--- TASK GOAL ---
Could you copy the records below exactly, leaving out any pictures they include?

--- SUPPLIED DATA ---
※ ※ ※

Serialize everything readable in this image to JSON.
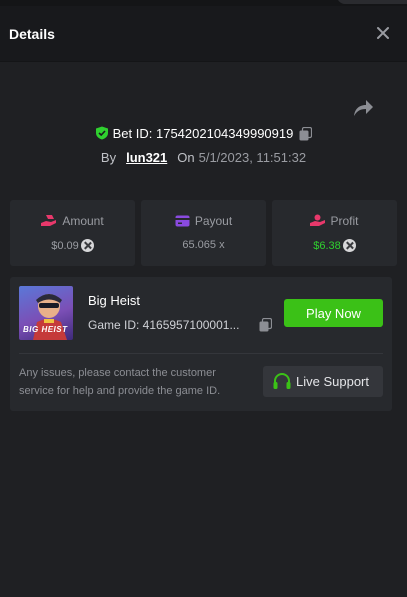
{
  "header": {
    "title": "Details",
    "close_icon": "close-icon"
  },
  "bet": {
    "id_label": "Bet ID: ",
    "id_value": "1754202104349990919",
    "by_label": "By",
    "username": "lun321",
    "on_label": "On",
    "datetime": "5/1/2023, 11:51:32"
  },
  "stats": {
    "amount": {
      "label": "Amount",
      "value": "$0.09",
      "icon": "wallet-hand-icon",
      "color": "#e8386b"
    },
    "payout": {
      "label": "Payout",
      "value": "65.065 x",
      "icon": "card-icon",
      "color": "#8a4ae0"
    },
    "profit": {
      "label": "Profit",
      "value": "$6.38",
      "icon": "profit-hand-icon",
      "color": "#e8386b",
      "value_color": "#2fd02f"
    }
  },
  "game": {
    "name": "Big Heist",
    "thumb_text": "BIG HEIST",
    "id_text": "Game ID: 4165957100001...",
    "play_label": "Play Now",
    "notice": "Any issues, please contact the customer service for help and provide the game ID.",
    "support_label": "Live Support"
  },
  "colors": {
    "accent_green": "#3bc117",
    "background": "#1f2023",
    "card": "#27292d"
  }
}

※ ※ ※

--- WORKED SOLUTION ---
Serialize everything readable in this image to JSON.
{
  "header": {
    "title": "Details",
    "close_icon": "close-icon"
  },
  "bet": {
    "id_label": "Bet ID: ",
    "id_value": "1754202104349990919",
    "by_label": "By",
    "username": "lun321",
    "on_label": "On",
    "datetime": "5/1/2023, 11:51:32"
  },
  "stats": {
    "amount": {
      "label": "Amount",
      "value": "$0.09",
      "icon": "wallet-hand-icon",
      "color": "#e8386b"
    },
    "payout": {
      "label": "Payout",
      "value": "65.065 x",
      "icon": "card-icon",
      "color": "#8a4ae0"
    },
    "profit": {
      "label": "Profit",
      "value": "$6.38",
      "icon": "profit-hand-icon",
      "color": "#e8386b",
      "value_color": "#2fd02f"
    }
  },
  "game": {
    "name": "Big Heist",
    "thumb_text": "BIG HEIST",
    "id_text": "Game ID: 4165957100001...",
    "play_label": "Play Now",
    "notice": "Any issues, please contact the customer service for help and provide the game ID.",
    "support_label": "Live Support"
  },
  "colors": {
    "accent_green": "#3bc117",
    "background": "#1f2023",
    "card": "#27292d"
  }
}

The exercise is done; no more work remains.